A winter storm brought hail to parts of Southern California on Monday, and dangerous lightning extended from Hermosa Beach to the Palos Verdes Peninsula.
Meanwhile, a flash flood warning was issued for parts of Orange County where a fire last year scorched the Silverado Canyon hillside and left mountain homes vulnerable to mudslides.
"This is a dangerous situation for Silverado Canyon residents," read the warning issued just before 11 a.m., "and immediate measures should be taken to protect life and property."
The warning is in effect through 1 p.m.
The lightning triggered a warning from the
Small hail fell an inch deep in Huntington Beach, according to the NWS. Photos showed pea-sized hail covering sand and an ocean boardwalk.
In L.A. County, hail also fell, covering streets and cars on the Palos Verdes Peninsula.
The winter scenes looked more like a postcard from the East Coast.
Hail could continue to fall throughout the day, said meteorologist Kathy Hoxsie with the weather agency in Oxnard.
As of Monday morning, Santa Monica got 2.67 inches of rain, the most rainfall in Los Angeles County, according to the weather service. Downtown Los Angeles got nearly an inch of rain.
As much as 8 inches of snow could fall onto the higher elevations of Big Bear and Lake Arrowhead and as much as 3 inches of powder could land as low as 4,000 feet, the NWS reported.
Visibility could be limited and drivers are asked to bring tire chains and extra supplies in case of an emergency.
The storm is expected to continue bringing rain overnight before moving out of the area Tuesday as temperatures climb.
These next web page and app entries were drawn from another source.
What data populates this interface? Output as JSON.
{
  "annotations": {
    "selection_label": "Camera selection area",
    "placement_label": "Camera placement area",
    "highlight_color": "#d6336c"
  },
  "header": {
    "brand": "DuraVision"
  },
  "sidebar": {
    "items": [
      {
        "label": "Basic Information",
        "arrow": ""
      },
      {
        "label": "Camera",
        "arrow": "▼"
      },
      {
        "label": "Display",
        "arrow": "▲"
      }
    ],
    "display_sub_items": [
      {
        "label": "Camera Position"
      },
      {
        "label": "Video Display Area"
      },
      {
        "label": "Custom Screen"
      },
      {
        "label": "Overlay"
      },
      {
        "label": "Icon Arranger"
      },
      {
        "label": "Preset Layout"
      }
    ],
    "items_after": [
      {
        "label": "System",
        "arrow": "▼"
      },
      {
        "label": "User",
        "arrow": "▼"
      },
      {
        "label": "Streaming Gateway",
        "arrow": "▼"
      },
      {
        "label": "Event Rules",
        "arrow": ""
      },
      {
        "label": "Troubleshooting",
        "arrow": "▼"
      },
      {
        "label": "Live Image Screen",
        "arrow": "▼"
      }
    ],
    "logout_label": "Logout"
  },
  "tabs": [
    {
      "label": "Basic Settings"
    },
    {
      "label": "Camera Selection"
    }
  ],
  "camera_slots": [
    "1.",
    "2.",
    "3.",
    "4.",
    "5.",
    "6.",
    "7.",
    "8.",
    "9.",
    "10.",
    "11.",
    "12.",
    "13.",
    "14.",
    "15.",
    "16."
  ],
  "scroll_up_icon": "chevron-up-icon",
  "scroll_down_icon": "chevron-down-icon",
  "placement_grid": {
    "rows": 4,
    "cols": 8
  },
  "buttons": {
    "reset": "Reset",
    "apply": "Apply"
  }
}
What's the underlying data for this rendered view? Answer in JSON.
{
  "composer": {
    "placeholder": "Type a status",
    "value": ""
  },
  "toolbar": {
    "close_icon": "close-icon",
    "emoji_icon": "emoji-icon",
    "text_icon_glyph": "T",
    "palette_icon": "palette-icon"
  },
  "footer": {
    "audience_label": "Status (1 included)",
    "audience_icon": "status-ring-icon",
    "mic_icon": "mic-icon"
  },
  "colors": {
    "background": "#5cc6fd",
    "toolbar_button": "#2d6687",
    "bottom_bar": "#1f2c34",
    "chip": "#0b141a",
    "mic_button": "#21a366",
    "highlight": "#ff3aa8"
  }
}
Overnight, there was flooding on the 110 and 105 freeways amid heavy downpours, and parts of Ventura County saw up to half an inch of rain per hour.
In addition, a stretch of Pacific Coast Highway in Ventura County was shut down in both directions early Sunday after a mudslide, authorities said.
The slide occurred about 4:30 a.m., prompting the road's closure between Calleguas Creek and Mugu Rock. It was reopened Sunday evening.
A nine-mile stretch of the highway -- between Las Posas and Yerba Buena roads -- just reopened Friday after being closed in late November because of mud- and rockslides. The months-long road closure was necessary to stabilize the road and make sure drivers were safe, California Highway Patrol officials said.
Staff writer Cindy Chang contributed to this report.